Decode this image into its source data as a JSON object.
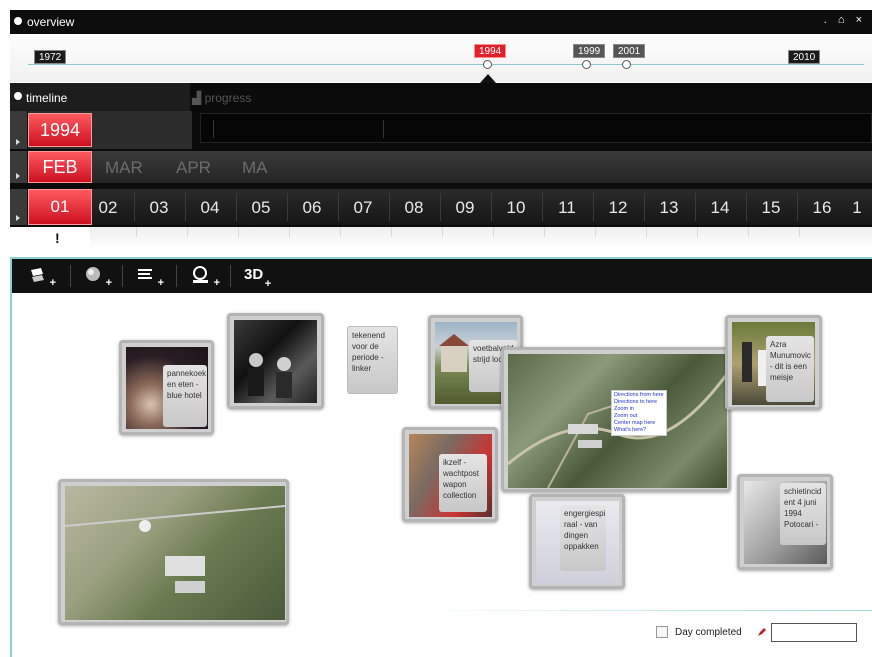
{
  "overview": {
    "title": "overview",
    "years": [
      {
        "label": "1972",
        "state": "normal"
      },
      {
        "label": "1994",
        "state": "selected"
      },
      {
        "label": "1999",
        "state": "event"
      },
      {
        "label": "2001",
        "state": "event"
      },
      {
        "label": "2010",
        "state": "normal"
      }
    ],
    "controls": ". ⌂ ×"
  },
  "timeline": {
    "title": "timeline",
    "year": "1994",
    "month": "FEB",
    "day": "01",
    "months": [
      "MAR",
      "APR",
      "MA"
    ],
    "days": [
      "02",
      "03",
      "04",
      "05",
      "06",
      "07",
      "08",
      "09",
      "10",
      "11",
      "12",
      "13",
      "14",
      "15",
      "16",
      "1"
    ],
    "marker": "!"
  },
  "progress": {
    "title": "progress"
  },
  "toolbar": {
    "three_d": "3D",
    "plus": "+"
  },
  "cards": {
    "c1": "pannekoek en eten - blue hotel",
    "c3": "tekenend voor de periode - linker",
    "c4": "voetbalveld strijd loc",
    "c5": "ikzelf - wachtpost wapon collection",
    "c6": "engergiespi raal - van dingen oppakken",
    "c7": "Azra Munumovic - dit is een meisje",
    "c8": "schietincid ent 4 juni 1994 Potocari -"
  },
  "map_menu": [
    "Directions from here",
    "Directions to here",
    "Zoom in",
    "Zoom out",
    "Center map here",
    "What's here?"
  ],
  "footer": {
    "day_completed": "Day completed",
    "input_value": ""
  },
  "colors": {
    "accent": "#e0202a",
    "teal": "#8fd0d4",
    "dark": "#0b0b0b"
  }
}
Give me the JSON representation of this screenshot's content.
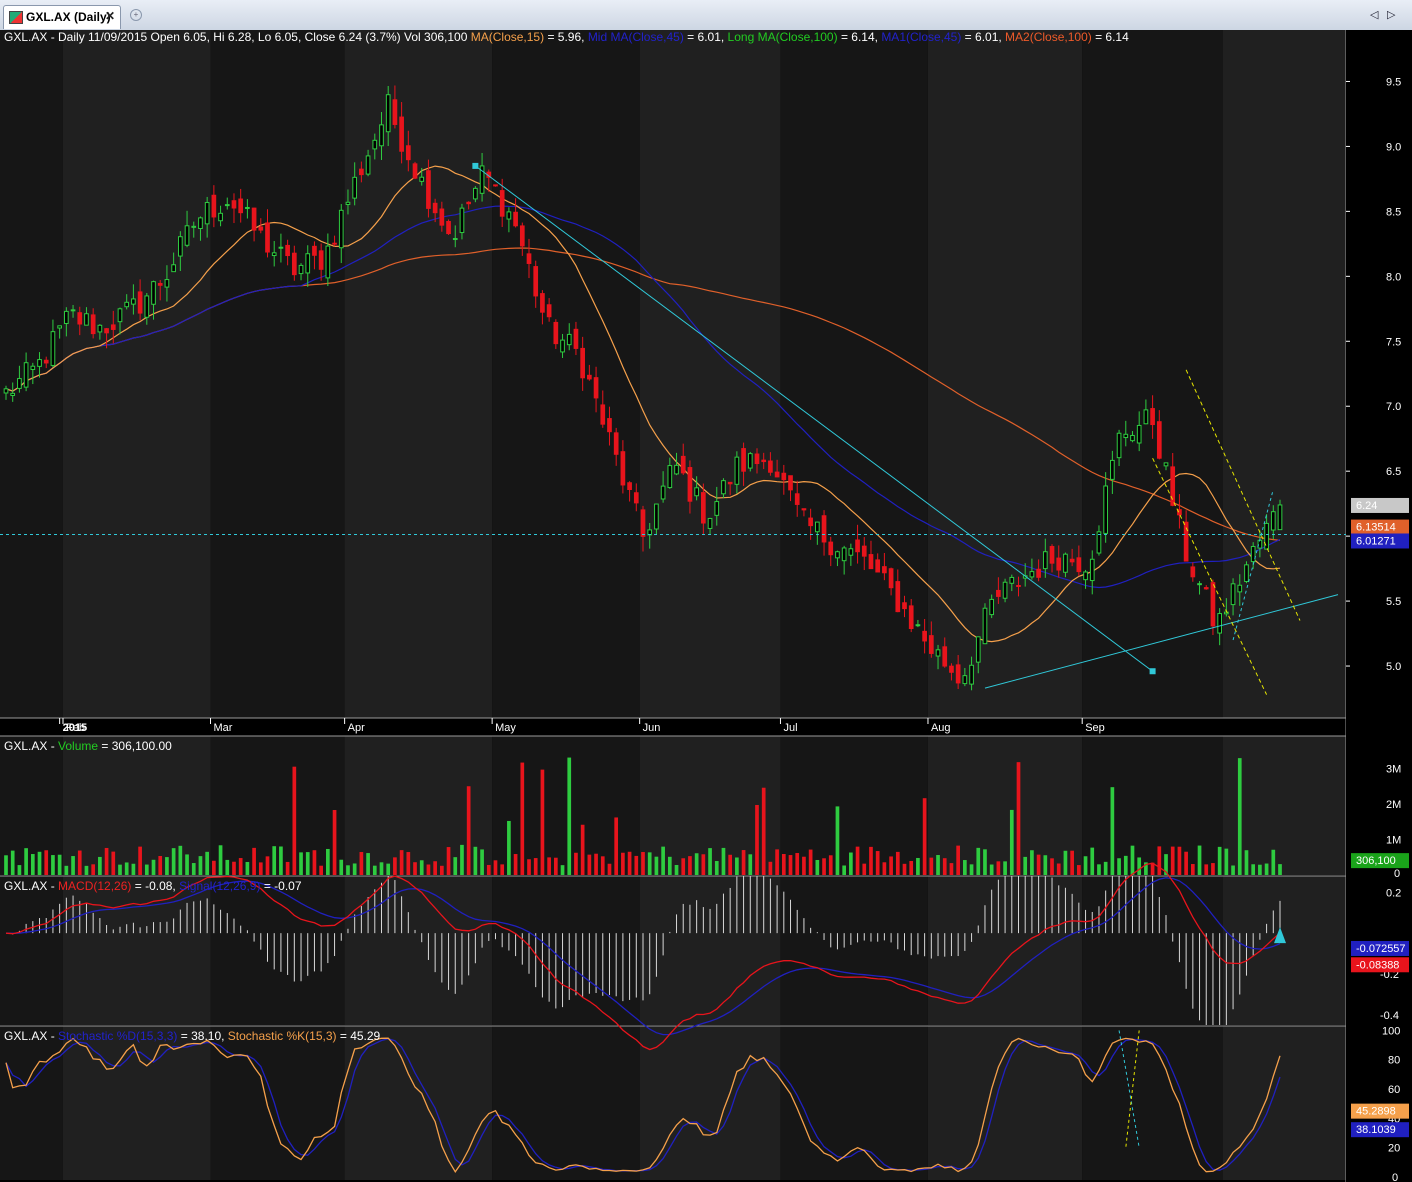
{
  "window": {
    "tab_title": "GXL.AX (Daily)",
    "close_glyph": "✕",
    "new_tab_glyph": "+",
    "nav_prev": "◁",
    "nav_next": "▷"
  },
  "panes": {
    "price": {
      "parts": [
        {
          "text": "GXL.AX - Daily 11/09/2015 Open 6.05, Hi 6.28, Lo 6.05, Close 6.24 (3.7%) Vol 306,100 ",
          "color": "#ffffff"
        },
        {
          "text": "MA(Close,15)",
          "color": "#f5a04b"
        },
        {
          "text": " = 5.96, ",
          "color": "#ffffff"
        },
        {
          "text": "Mid MA(Close,45)",
          "color": "#2222cc"
        },
        {
          "text": " = 6.01, ",
          "color": "#ffffff"
        },
        {
          "text": "Long MA(Close,100)",
          "color": "#22cc22"
        },
        {
          "text": " = 6.14, ",
          "color": "#ffffff"
        },
        {
          "text": "MA1(Close,45)",
          "color": "#2222cc"
        },
        {
          "text": " = 6.01, ",
          "color": "#ffffff"
        },
        {
          "text": "MA2(Close,100)",
          "color": "#ee5a2a"
        },
        {
          "text": " = 6.14",
          "color": "#ffffff"
        }
      ]
    },
    "volume": {
      "parts": [
        {
          "text": "GXL.AX - ",
          "color": "#ffffff"
        },
        {
          "text": "Volume",
          "color": "#22cc22"
        },
        {
          "text": " = 306,100.00",
          "color": "#ffffff"
        }
      ]
    },
    "macd": {
      "parts": [
        {
          "text": "GXL.AX - ",
          "color": "#ffffff"
        },
        {
          "text": "MACD(12,26)",
          "color": "#ee2222"
        },
        {
          "text": " = -0.08, ",
          "color": "#ffffff"
        },
        {
          "text": "Signal(12,26,9)",
          "color": "#2222cc"
        },
        {
          "text": " = -0.07",
          "color": "#ffffff"
        }
      ]
    },
    "stoch": {
      "parts": [
        {
          "text": "GXL.AX - ",
          "color": "#ffffff"
        },
        {
          "text": "Stochastic %D(15,3,3)",
          "color": "#2222cc"
        },
        {
          "text": " = 38.10, ",
          "color": "#ffffff"
        },
        {
          "text": "Stochastic %K(15,3)",
          "color": "#f5a04b"
        },
        {
          "text": " = 45.29",
          "color": "#ffffff"
        }
      ]
    }
  },
  "badges": {
    "price_close": "6.24",
    "price_ma100": "6.13514",
    "price_ma45": "6.01271",
    "volume": "306,100",
    "macd_signal": "-0.072557",
    "macd_value": "-0.08388",
    "stoch_k": "45.2898",
    "stoch_d": "38.1039"
  },
  "colors": {
    "up": "#2ecc40",
    "down": "#e8141c",
    "ma15": "#f5a04b",
    "ma45": "#2020c0",
    "ma100": "#e0602a",
    "trend": "#30c8d8",
    "channel": "#e6e600"
  },
  "chart_data": {
    "type": "candlestick",
    "symbol": "GXL.AX",
    "period": "Daily",
    "x_labels": [
      "2015",
      "Feb",
      "Mar",
      "Apr",
      "May",
      "Jun",
      "Jul",
      "Aug",
      "Sep"
    ],
    "y_ticks": [
      5.0,
      5.5,
      6.0,
      6.5,
      7.0,
      7.5,
      8.0,
      8.5,
      9.0,
      9.5
    ],
    "ylim": [
      4.6,
      9.85
    ],
    "first_date": "2014-12-19",
    "last_date": "2015-09-11",
    "close_anchors": [
      7.1,
      7.3,
      7.7,
      7.6,
      7.75,
      8.0,
      8.45,
      8.6,
      8.3,
      8.05,
      8.15,
      8.75,
      9.3,
      8.75,
      8.3,
      8.8,
      8.4,
      7.6,
      7.4,
      6.7,
      6.0,
      6.55,
      6.15,
      6.55,
      6.6,
      6.1,
      5.95,
      5.8,
      5.5,
      5.15,
      4.9,
      5.5,
      5.7,
      5.85,
      5.8,
      6.8,
      6.9,
      5.9,
      5.3,
      5.8,
      6.24
    ],
    "last_bar": {
      "date": "11/09/2015",
      "open": 6.05,
      "high": 6.28,
      "low": 6.05,
      "close": 6.24,
      "change_pct": "3.7%",
      "volume": 306100
    },
    "moving_averages": [
      {
        "name": "MA(Close,15)",
        "value": 5.96
      },
      {
        "name": "Mid MA(Close,45)",
        "value": 6.01
      },
      {
        "name": "Long MA(Close,100)",
        "value": 6.14
      },
      {
        "name": "MA1(Close,45)",
        "value": 6.01
      },
      {
        "name": "MA2(Close,100)",
        "value": 6.14
      }
    ],
    "horizontal_line": 6.0127,
    "volume": {
      "y_ticks": [
        "1M",
        "2M",
        "3M"
      ],
      "ylim": [
        0,
        3800000
      ],
      "last": 306100
    },
    "macd": {
      "y_ticks": [
        0.2,
        0.0,
        -0.2,
        -0.4
      ],
      "ylim": [
        -0.45,
        0.28
      ],
      "macd": -0.08,
      "signal": -0.07
    },
    "stochastic": {
      "y_ticks": [
        0,
        20,
        40,
        60,
        80,
        100
      ],
      "ylim": [
        -2,
        103
      ],
      "d": 38.1,
      "k": 45.29
    }
  }
}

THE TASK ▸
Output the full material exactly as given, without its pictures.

SOLUTION BELOW ▸
Decode this image into its source data as a JSON object.
{
  "overview": {
    "title": "overview",
    "years": [
      {
        "label": "1972",
        "state": "normal"
      },
      {
        "label": "1994",
        "state": "selected"
      },
      {
        "label": "1999",
        "state": "event"
      },
      {
        "label": "2001",
        "state": "event"
      },
      {
        "label": "2010",
        "state": "normal"
      }
    ],
    "controls": ". ⌂ ×"
  },
  "timeline": {
    "title": "timeline",
    "year": "1994",
    "month": "FEB",
    "day": "01",
    "months": [
      "MAR",
      "APR",
      "MA"
    ],
    "days": [
      "02",
      "03",
      "04",
      "05",
      "06",
      "07",
      "08",
      "09",
      "10",
      "11",
      "12",
      "13",
      "14",
      "15",
      "16",
      "1"
    ],
    "marker": "!"
  },
  "progress": {
    "title": "progress"
  },
  "toolbar": {
    "three_d": "3D",
    "plus": "+"
  },
  "cards": {
    "c1": "pannekoek en eten - blue hotel",
    "c3": "tekenend voor de periode - linker",
    "c4": "voetbalveld strijd loc",
    "c5": "ikzelf - wachtpost wapon collection",
    "c6": "engergiespi raal - van dingen oppakken",
    "c7": "Azra Munumovic - dit is een meisje",
    "c8": "schietincid ent 4 juni 1994 Potocari -"
  },
  "map_menu": [
    "Directions from here",
    "Directions to here",
    "Zoom in",
    "Zoom out",
    "Center map here",
    "What's here?"
  ],
  "footer": {
    "day_completed": "Day completed",
    "input_value": ""
  },
  "colors": {
    "accent": "#e0202a",
    "teal": "#8fd0d4",
    "dark": "#0b0b0b"
  }
}
Give me the JSON representation of this screenshot's content.
{
  "window": {
    "tab_title": "GXL.AX (Daily)",
    "close_glyph": "✕",
    "new_tab_glyph": "+",
    "nav_prev": "◁",
    "nav_next": "▷"
  },
  "panes": {
    "price": {
      "parts": [
        {
          "text": "GXL.AX - Daily 11/09/2015 Open 6.05, Hi 6.28, Lo 6.05, Close 6.24 (3.7%) Vol 306,100 ",
          "color": "#ffffff"
        },
        {
          "text": "MA(Close,15)",
          "color": "#f5a04b"
        },
        {
          "text": " = 5.96, ",
          "color": "#ffffff"
        },
        {
          "text": "Mid MA(Close,45)",
          "color": "#2222cc"
        },
        {
          "text": " = 6.01, ",
          "color": "#ffffff"
        },
        {
          "text": "Long MA(Close,100)",
          "color": "#22cc22"
        },
        {
          "text": " = 6.14, ",
          "color": "#ffffff"
        },
        {
          "text": "MA1(Close,45)",
          "color": "#2222cc"
        },
        {
          "text": " = 6.01, ",
          "color": "#ffffff"
        },
        {
          "text": "MA2(Close,100)",
          "color": "#ee5a2a"
        },
        {
          "text": " = 6.14",
          "color": "#ffffff"
        }
      ]
    },
    "volume": {
      "parts": [
        {
          "text": "GXL.AX - ",
          "color": "#ffffff"
        },
        {
          "text": "Volume",
          "color": "#22cc22"
        },
        {
          "text": " = 306,100.00",
          "color": "#ffffff"
        }
      ]
    },
    "macd": {
      "parts": [
        {
          "text": "GXL.AX - ",
          "color": "#ffffff"
        },
        {
          "text": "MACD(12,26)",
          "color": "#ee2222"
        },
        {
          "text": " = -0.08, ",
          "color": "#ffffff"
        },
        {
          "text": "Signal(12,26,9)",
          "color": "#2222cc"
        },
        {
          "text": " = -0.07",
          "color": "#ffffff"
        }
      ]
    },
    "stoch": {
      "parts": [
        {
          "text": "GXL.AX - ",
          "color": "#ffffff"
        },
        {
          "text": "Stochastic %D(15,3,3)",
          "color": "#2222cc"
        },
        {
          "text": " = 38.10, ",
          "color": "#ffffff"
        },
        {
          "text": "Stochastic %K(15,3)",
          "color": "#f5a04b"
        },
        {
          "text": " = 45.29",
          "color": "#ffffff"
        }
      ]
    }
  },
  "badges": {
    "price_close": "6.24",
    "price_ma100": "6.13514",
    "price_ma45": "6.01271",
    "volume": "306,100",
    "macd_signal": "-0.072557",
    "macd_value": "-0.08388",
    "stoch_k": "45.2898",
    "stoch_d": "38.1039"
  },
  "colors": {
    "up": "#2ecc40",
    "down": "#e8141c",
    "ma15": "#f5a04b",
    "ma45": "#2020c0",
    "ma100": "#e0602a",
    "trend": "#30c8d8",
    "channel": "#e6e600"
  },
  "chart_data": {
    "type": "candlestick",
    "symbol": "GXL.AX",
    "period": "Daily",
    "x_labels": [
      "2015",
      "Feb",
      "Mar",
      "Apr",
      "May",
      "Jun",
      "Jul",
      "Aug",
      "Sep"
    ],
    "y_ticks": [
      5.0,
      5.5,
      6.0,
      6.5,
      7.0,
      7.5,
      8.0,
      8.5,
      9.0,
      9.5
    ],
    "ylim": [
      4.6,
      9.85
    ],
    "first_date": "2014-12-19",
    "last_date": "2015-09-11",
    "close_anchors": [
      7.1,
      7.3,
      7.7,
      7.6,
      7.75,
      8.0,
      8.45,
      8.6,
      8.3,
      8.05,
      8.15,
      8.75,
      9.3,
      8.75,
      8.3,
      8.8,
      8.4,
      7.6,
      7.4,
      6.7,
      6.0,
      6.55,
      6.15,
      6.55,
      6.6,
      6.1,
      5.95,
      5.8,
      5.5,
      5.15,
      4.9,
      5.5,
      5.7,
      5.85,
      5.8,
      6.8,
      6.9,
      5.9,
      5.3,
      5.8,
      6.24
    ],
    "last_bar": {
      "date": "11/09/2015",
      "open": 6.05,
      "high": 6.28,
      "low": 6.05,
      "close": 6.24,
      "change_pct": "3.7%",
      "volume": 306100
    },
    "moving_averages": [
      {
        "name": "MA(Close,15)",
        "value": 5.96
      },
      {
        "name": "Mid MA(Close,45)",
        "value": 6.01
      },
      {
        "name": "Long MA(Close,100)",
        "value": 6.14
      },
      {
        "name": "MA1(Close,45)",
        "value": 6.01
      },
      {
        "name": "MA2(Close,100)",
        "value": 6.14
      }
    ],
    "horizontal_line": 6.0127,
    "volume": {
      "y_ticks": [
        "1M",
        "2M",
        "3M"
      ],
      "ylim": [
        0,
        3800000
      ],
      "last": 306100
    },
    "macd": {
      "y_ticks": [
        0.2,
        0.0,
        -0.2,
        -0.4
      ],
      "ylim": [
        -0.45,
        0.28
      ],
      "macd": -0.08,
      "signal": -0.07
    },
    "stochastic": {
      "y_ticks": [
        0,
        20,
        40,
        60,
        80,
        100
      ],
      "ylim": [
        -2,
        103
      ],
      "d": 38.1,
      "k": 45.29
    }
  }
}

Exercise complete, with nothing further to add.